I know I’m opening myself up for the argument that being a black woman is inclusive to the plight of all black women, and that’s a standard that I’m unwilling to uphold as it is unrealistic and with out regard to the diversity that exists from lifestyle, culture and ethics in the vast world of black women. I am also able to enjoy fictional television with complex characters who have extensive hubris, even when they are Black women. Scandal and How to Get Away With Murder are both fictional tales with Black women as the lead character. Both characters are sinful human beings with major character flaws, as are most of Shonda Rhime’s characters regardless of race, ethnicity or gender. Just as characters are in my other favorite series like House of Cards and Game of Thrones. For all their adultery and conniving we can still celebrate seeing Black women in powerful and complex roles (emphasis on complex) like Annalise Keating and Olivia Pope, just as much as we celebrate seeing a cool, calculated, and powerful woman in the equally sinful and adulterous Claire Underwood. I refuse to engage any further on the apples and celery argument against reality television and fictional scripted shows like Scandal.

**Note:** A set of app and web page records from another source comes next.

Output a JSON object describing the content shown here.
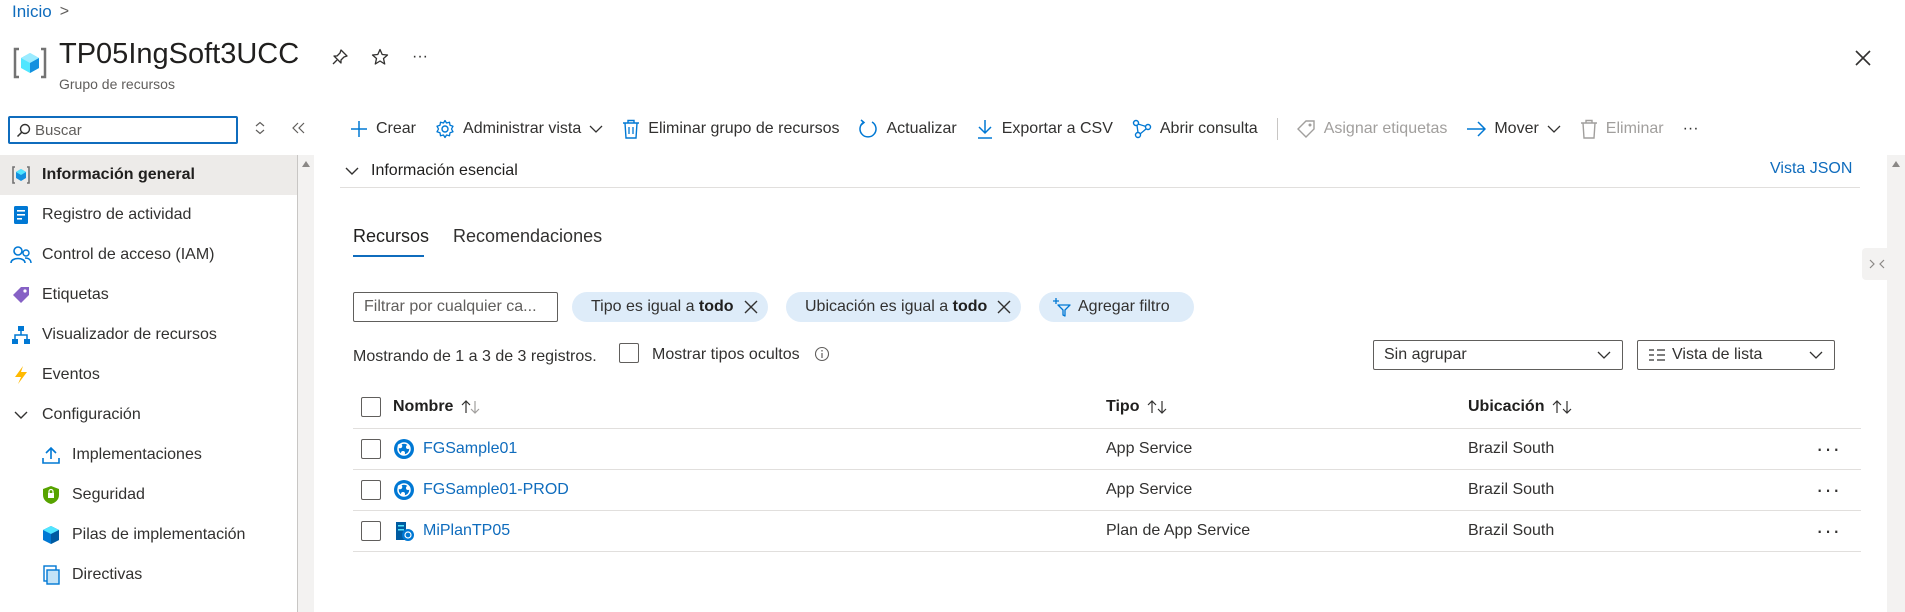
{
  "breadcrumb": {
    "home": "Inicio",
    "separator": ">"
  },
  "header": {
    "title": "TP05IngSoft3UCC",
    "subtitle": "Grupo de recursos",
    "more": "···"
  },
  "sidebar": {
    "search_placeholder": "Buscar",
    "items": [
      {
        "label": "Información general",
        "icon": "resource-group-icon"
      },
      {
        "label": "Registro de actividad",
        "icon": "activity-log-icon"
      },
      {
        "label": "Control de acceso (IAM)",
        "icon": "iam-icon"
      },
      {
        "label": "Etiquetas",
        "icon": "tag-icon"
      },
      {
        "label": "Visualizador de recursos",
        "icon": "resource-visualizer-icon"
      },
      {
        "label": "Eventos",
        "icon": "lightning-icon"
      },
      {
        "label": "Configuración",
        "icon": "chevron-down-icon"
      },
      {
        "label": "Implementaciones",
        "icon": "upload-icon"
      },
      {
        "label": "Seguridad",
        "icon": "shield-icon"
      },
      {
        "label": "Pilas de implementación",
        "icon": "stack-icon"
      },
      {
        "label": "Directivas",
        "icon": "policy-icon"
      }
    ]
  },
  "toolbar": {
    "create": "Crear",
    "manage_view": "Administrar vista",
    "delete_rg": "Eliminar grupo de recursos",
    "refresh": "Actualizar",
    "export_csv": "Exportar a CSV",
    "open_query": "Abrir consulta",
    "assign_tags": "Asignar etiquetas",
    "move": "Mover",
    "delete": "Eliminar",
    "more": "···"
  },
  "essentials": {
    "label": "Información esencial",
    "json_view": "Vista JSON"
  },
  "tabs": [
    "Recursos",
    "Recomendaciones"
  ],
  "filters": {
    "placeholder": "Filtrar por cualquier ca...",
    "type_prefix": "Tipo es igual a ",
    "type_value": "todo",
    "location_prefix": "Ubicación es igual a ",
    "location_value": "todo",
    "add_filter": "Agregar filtro"
  },
  "records_text": "Mostrando de 1 a 3 de 3 registros.",
  "show_hidden_label": "Mostrar tipos ocultos",
  "grouping": "Sin agrupar",
  "view_mode": "Vista de lista",
  "table": {
    "columns": [
      "Nombre",
      "Tipo",
      "Ubicación"
    ],
    "rows": [
      {
        "name": "FGSample01",
        "type": "App Service",
        "location": "Brazil South",
        "icon": "app-service-icon"
      },
      {
        "name": "FGSample01-PROD",
        "type": "App Service",
        "location": "Brazil South",
        "icon": "app-service-icon"
      },
      {
        "name": "MiPlanTP05",
        "type": "Plan de App Service",
        "location": "Brazil South",
        "icon": "app-service-plan-icon"
      }
    ],
    "row_more": "···"
  },
  "colors": {
    "accent": "#0f6cbd",
    "pill": "#deecf9",
    "active_bg": "#edebe9"
  }
}
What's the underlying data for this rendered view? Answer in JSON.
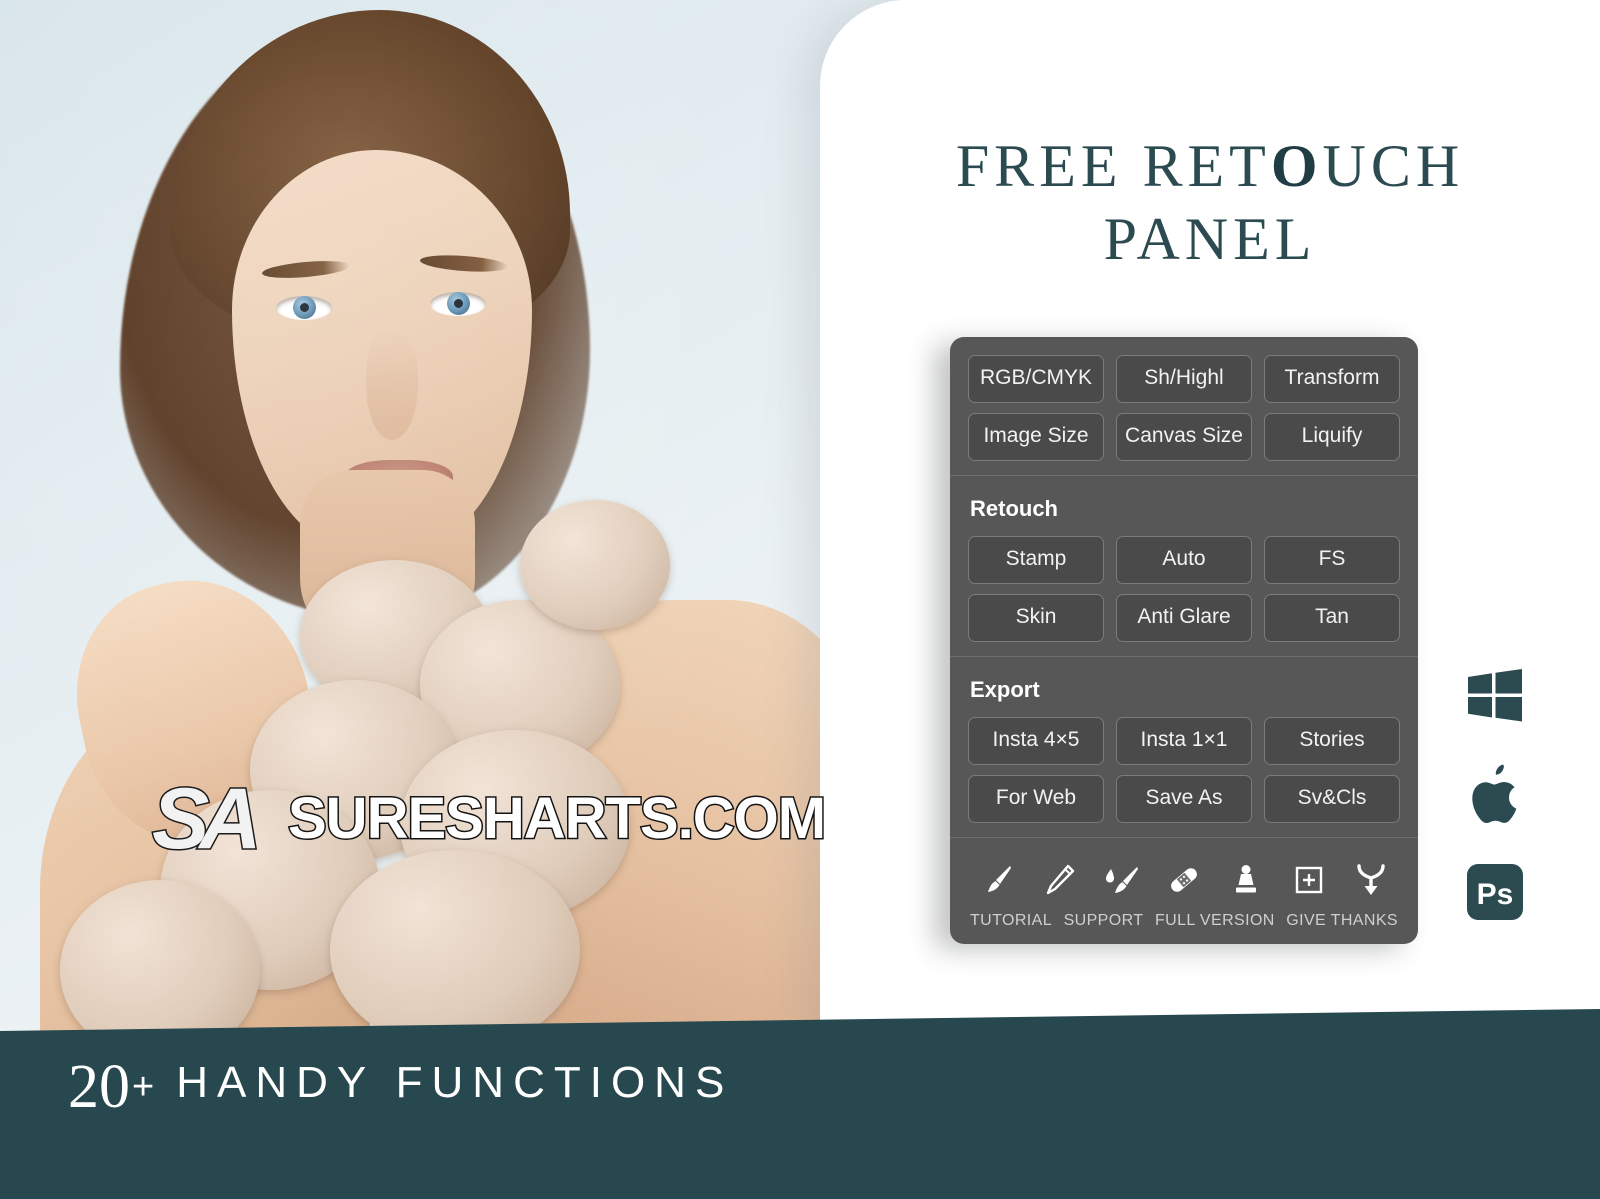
{
  "header": {
    "title_line1_pre": "FREE RET",
    "title_line1_accent": "O",
    "title_line1_post": "UCH",
    "title_line2": "PANEL",
    "title_color": "#2b4b51"
  },
  "panel": {
    "background_color": "#575757",
    "button_color": "#4a4a4a",
    "sections": [
      {
        "name": "general",
        "title": "",
        "buttons": [
          "RGB/CMYK",
          "Sh/Highl",
          "Transform",
          "Image Size",
          "Canvas Size",
          "Liquify"
        ]
      },
      {
        "name": "retouch",
        "title": "Retouch",
        "buttons": [
          "Stamp",
          "Auto",
          "FS",
          "Skin",
          "Anti Glare",
          "Tan"
        ]
      },
      {
        "name": "export",
        "title": "Export",
        "buttons": [
          "Insta 4×5",
          "Insta 1×1",
          "Stories",
          "For Web",
          "Save As",
          "Sv&Cls"
        ]
      }
    ],
    "tools": [
      "brush-icon",
      "pencil-icon",
      "mixer-brush-icon",
      "patch-bandage-icon",
      "clone-stamp-icon",
      "new-layer-plus-icon",
      "merge-stamp-visible-icon"
    ],
    "footer_labels": [
      "TUTORIAL",
      "SUPPORT",
      "FULL VERSION",
      "GIVE THANKS"
    ]
  },
  "badges": [
    {
      "name": "windows-logo-icon",
      "label": "Windows"
    },
    {
      "name": "apple-logo-icon",
      "label": "Apple"
    },
    {
      "name": "photoshop-logo-icon",
      "label": "Ps"
    }
  ],
  "banner": {
    "number": "20",
    "plus": "+",
    "words": "HANDY FUNCTIONS",
    "background_color": "#27484e"
  },
  "watermark": {
    "logo_text": "SA",
    "domain_text": "SURESHARTS.COM",
    "accent_color": "#d2232a"
  }
}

There’s always going to exist a certain amount of low brow television that allows people to escape into the tragic crashing wrecks of other peoples lives, whether it’s scripted or offered up as faux reality. There will always be a fight to ensure that that same low brow programming doesn’t become the definition of a particular community. And that fight comes in many forms. Whether it’s movements that are celebrating the diversity of women of color like #SmartBrownGirl, or the push to support more diverse depictions of Black people through shows like Black-ish, or the push towards community service and involvement to provide positive images in real time…it is there.